» **GIVEN RECORDS**
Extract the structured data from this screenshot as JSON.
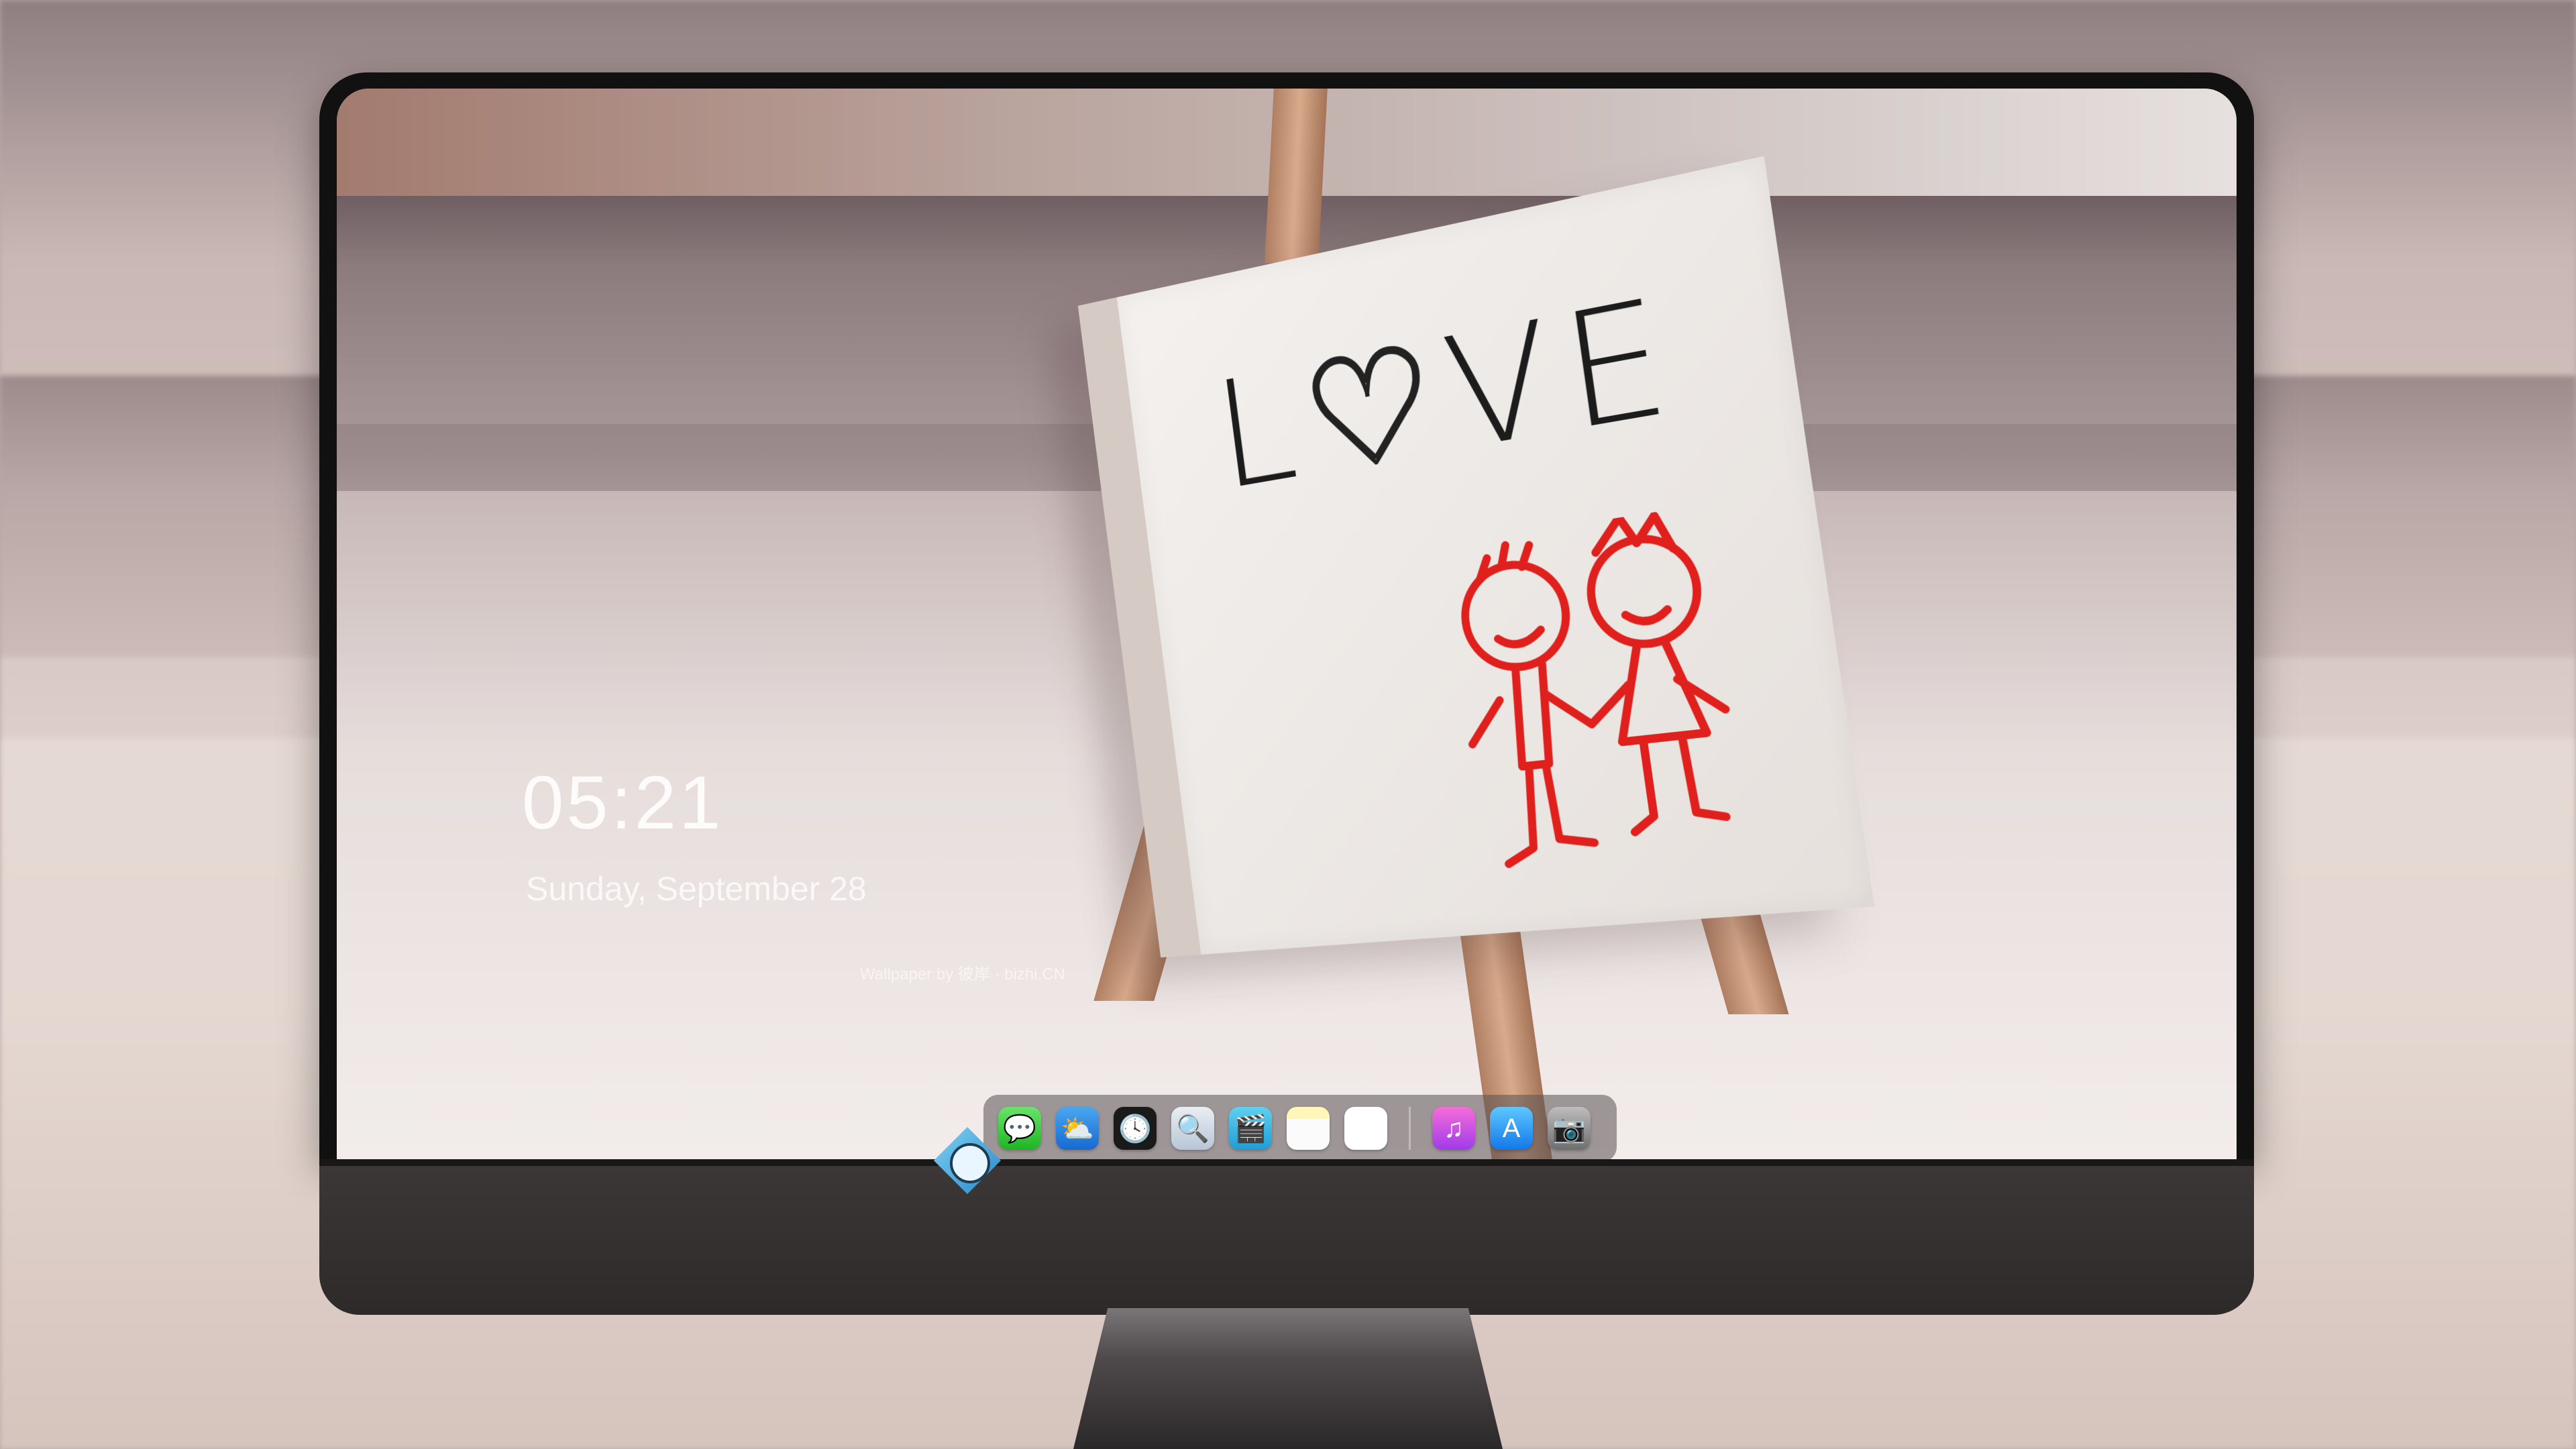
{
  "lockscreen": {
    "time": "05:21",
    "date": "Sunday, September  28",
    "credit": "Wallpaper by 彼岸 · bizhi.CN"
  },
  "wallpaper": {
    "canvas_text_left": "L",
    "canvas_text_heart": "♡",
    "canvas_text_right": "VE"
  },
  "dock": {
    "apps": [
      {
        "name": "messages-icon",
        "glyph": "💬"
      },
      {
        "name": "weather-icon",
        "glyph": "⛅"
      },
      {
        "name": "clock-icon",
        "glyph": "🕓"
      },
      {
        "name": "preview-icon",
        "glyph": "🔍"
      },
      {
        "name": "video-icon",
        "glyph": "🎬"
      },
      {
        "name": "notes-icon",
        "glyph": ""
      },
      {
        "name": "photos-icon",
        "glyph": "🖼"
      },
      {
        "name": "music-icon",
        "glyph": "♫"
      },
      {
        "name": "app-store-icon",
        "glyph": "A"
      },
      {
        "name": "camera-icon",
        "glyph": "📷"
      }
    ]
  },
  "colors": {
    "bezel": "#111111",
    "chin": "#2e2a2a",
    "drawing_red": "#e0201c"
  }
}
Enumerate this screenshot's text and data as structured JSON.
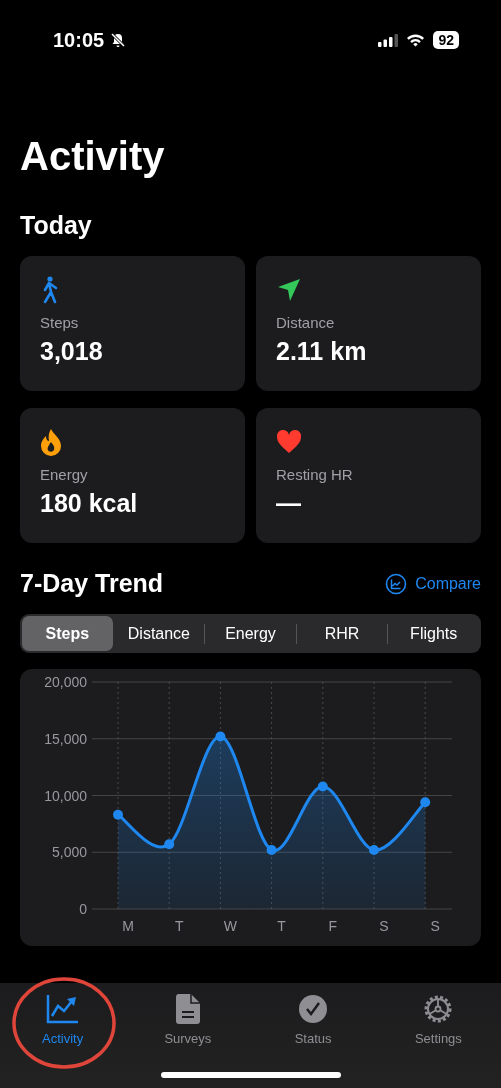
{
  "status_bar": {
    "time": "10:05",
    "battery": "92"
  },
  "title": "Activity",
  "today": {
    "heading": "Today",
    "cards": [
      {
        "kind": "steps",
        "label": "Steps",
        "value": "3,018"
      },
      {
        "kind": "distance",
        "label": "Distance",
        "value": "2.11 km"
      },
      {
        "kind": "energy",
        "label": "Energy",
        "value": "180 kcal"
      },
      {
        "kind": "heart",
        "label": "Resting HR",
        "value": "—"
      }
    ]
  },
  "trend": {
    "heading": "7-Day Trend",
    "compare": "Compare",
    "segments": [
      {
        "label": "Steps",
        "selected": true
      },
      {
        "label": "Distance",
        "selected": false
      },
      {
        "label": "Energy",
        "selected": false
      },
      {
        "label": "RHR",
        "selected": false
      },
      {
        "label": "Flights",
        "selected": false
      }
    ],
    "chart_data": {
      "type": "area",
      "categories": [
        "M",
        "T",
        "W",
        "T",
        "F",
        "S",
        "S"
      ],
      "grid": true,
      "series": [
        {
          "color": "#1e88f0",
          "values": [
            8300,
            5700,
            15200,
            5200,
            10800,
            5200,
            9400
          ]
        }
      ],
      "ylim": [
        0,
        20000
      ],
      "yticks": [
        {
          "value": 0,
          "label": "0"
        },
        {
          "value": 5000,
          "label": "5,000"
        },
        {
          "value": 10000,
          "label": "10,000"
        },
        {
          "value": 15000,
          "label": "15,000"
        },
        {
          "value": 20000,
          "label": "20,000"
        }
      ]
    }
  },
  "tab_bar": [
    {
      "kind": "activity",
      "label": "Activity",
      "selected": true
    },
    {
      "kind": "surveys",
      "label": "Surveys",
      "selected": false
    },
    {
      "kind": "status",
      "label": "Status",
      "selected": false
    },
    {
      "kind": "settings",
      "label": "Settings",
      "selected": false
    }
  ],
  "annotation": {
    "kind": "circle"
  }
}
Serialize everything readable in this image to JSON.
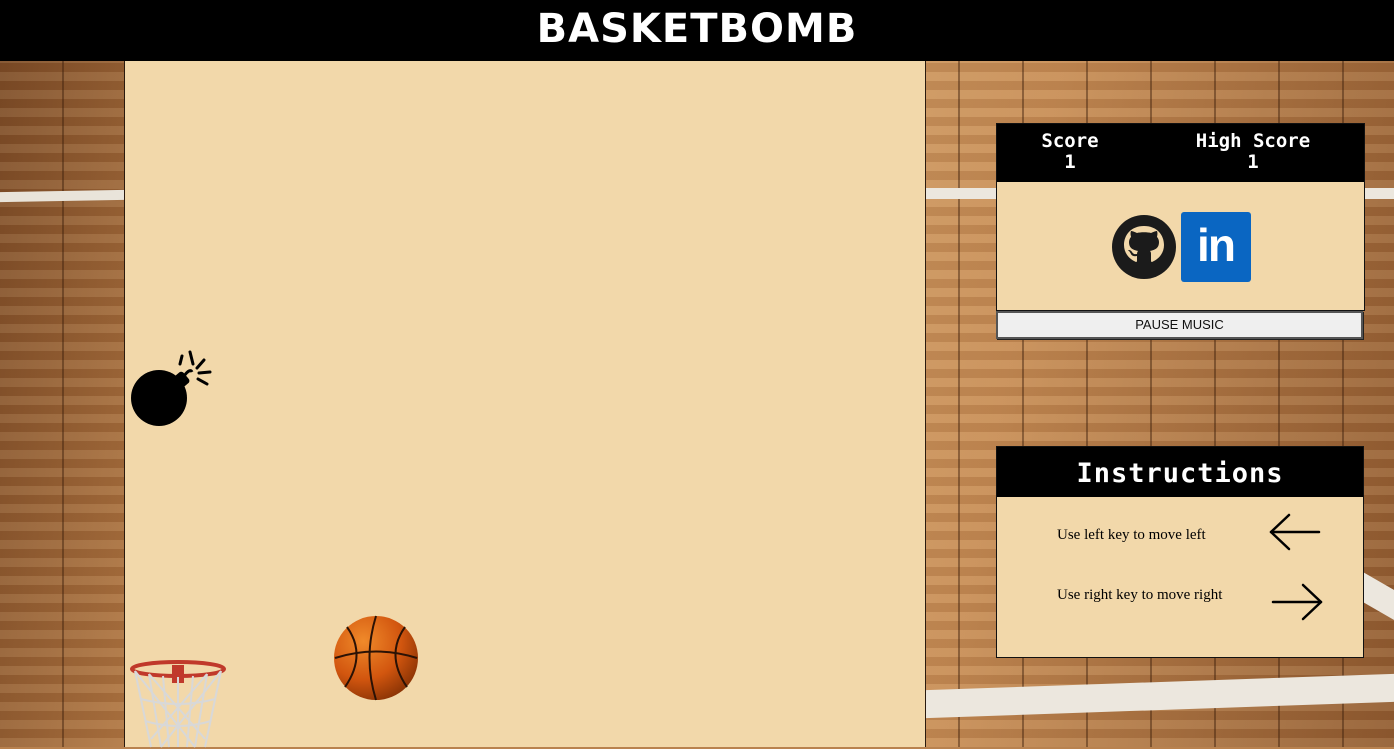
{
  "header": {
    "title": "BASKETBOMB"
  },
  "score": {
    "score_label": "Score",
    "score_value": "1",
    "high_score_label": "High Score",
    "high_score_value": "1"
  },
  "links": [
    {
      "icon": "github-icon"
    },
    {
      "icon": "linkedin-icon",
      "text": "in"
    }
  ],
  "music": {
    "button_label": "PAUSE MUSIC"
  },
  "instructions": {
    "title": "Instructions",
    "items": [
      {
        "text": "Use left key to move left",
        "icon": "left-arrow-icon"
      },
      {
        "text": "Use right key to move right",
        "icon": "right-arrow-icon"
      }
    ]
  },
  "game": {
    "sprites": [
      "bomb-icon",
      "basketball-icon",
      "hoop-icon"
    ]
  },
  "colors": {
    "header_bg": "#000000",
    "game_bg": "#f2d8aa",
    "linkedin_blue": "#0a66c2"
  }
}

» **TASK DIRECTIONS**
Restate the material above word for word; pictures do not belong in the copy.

» **SOLUTION FOR THIS PROBLEM**
Extract the structured data from this screenshot as JSON.
{
  "lockscreen": {
    "time": "05:21",
    "date": "Sunday, September  28",
    "credit": "Wallpaper by 彼岸 · bizhi.CN"
  },
  "wallpaper": {
    "canvas_text_left": "L",
    "canvas_text_heart": "♡",
    "canvas_text_right": "VE"
  },
  "dock": {
    "apps": [
      {
        "name": "messages-icon",
        "glyph": "💬"
      },
      {
        "name": "weather-icon",
        "glyph": "⛅"
      },
      {
        "name": "clock-icon",
        "glyph": "🕓"
      },
      {
        "name": "preview-icon",
        "glyph": "🔍"
      },
      {
        "name": "video-icon",
        "glyph": "🎬"
      },
      {
        "name": "notes-icon",
        "glyph": ""
      },
      {
        "name": "photos-icon",
        "glyph": "🖼"
      },
      {
        "name": "music-icon",
        "glyph": "♫"
      },
      {
        "name": "app-store-icon",
        "glyph": "A"
      },
      {
        "name": "camera-icon",
        "glyph": "📷"
      }
    ]
  },
  "colors": {
    "bezel": "#111111",
    "chin": "#2e2a2a",
    "drawing_red": "#e0201c"
  }
}
Enumerate this screenshot's text and data as structured JSON.
{
  "status_bar": {
    "time": "10:05",
    "battery": "92"
  },
  "title": "Activity",
  "today": {
    "heading": "Today",
    "cards": [
      {
        "kind": "steps",
        "label": "Steps",
        "value": "3,018"
      },
      {
        "kind": "distance",
        "label": "Distance",
        "value": "2.11 km"
      },
      {
        "kind": "energy",
        "label": "Energy",
        "value": "180 kcal"
      },
      {
        "kind": "heart",
        "label": "Resting HR",
        "value": "—"
      }
    ]
  },
  "trend": {
    "heading": "7-Day Trend",
    "compare": "Compare",
    "segments": [
      {
        "label": "Steps",
        "selected": true
      },
      {
        "label": "Distance",
        "selected": false
      },
      {
        "label": "Energy",
        "selected": false
      },
      {
        "label": "RHR",
        "selected": false
      },
      {
        "label": "Flights",
        "selected": false
      }
    ],
    "chart_data": {
      "type": "area",
      "categories": [
        "M",
        "T",
        "W",
        "T",
        "F",
        "S",
        "S"
      ],
      "grid": true,
      "series": [
        {
          "color": "#1e88f0",
          "values": [
            8300,
            5700,
            15200,
            5200,
            10800,
            5200,
            9400
          ]
        }
      ],
      "ylim": [
        0,
        20000
      ],
      "yticks": [
        {
          "value": 0,
          "label": "0"
        },
        {
          "value": 5000,
          "label": "5,000"
        },
        {
          "value": 10000,
          "label": "10,000"
        },
        {
          "value": 15000,
          "label": "15,000"
        },
        {
          "value": 20000,
          "label": "20,000"
        }
      ]
    }
  },
  "tab_bar": [
    {
      "kind": "activity",
      "label": "Activity",
      "selected": true
    },
    {
      "kind": "surveys",
      "label": "Surveys",
      "selected": false
    },
    {
      "kind": "status",
      "label": "Status",
      "selected": false
    },
    {
      "kind": "settings",
      "label": "Settings",
      "selected": false
    }
  ],
  "annotation": {
    "kind": "circle"
  }
}
Serialize everything readable in this image to JSON.
{
  "header": {
    "title": "BASKETBOMB"
  },
  "score": {
    "score_label": "Score",
    "score_value": "1",
    "high_score_label": "High Score",
    "high_score_value": "1"
  },
  "links": [
    {
      "icon": "github-icon"
    },
    {
      "icon": "linkedin-icon",
      "text": "in"
    }
  ],
  "music": {
    "button_label": "PAUSE MUSIC"
  },
  "instructions": {
    "title": "Instructions",
    "items": [
      {
        "text": "Use left key to move left",
        "icon": "left-arrow-icon"
      },
      {
        "text": "Use right key to move right",
        "icon": "right-arrow-icon"
      }
    ]
  },
  "game": {
    "sprites": [
      "bomb-icon",
      "basketball-icon",
      "hoop-icon"
    ]
  },
  "colors": {
    "header_bg": "#000000",
    "game_bg": "#f2d8aa",
    "linkedin_blue": "#0a66c2"
  }
}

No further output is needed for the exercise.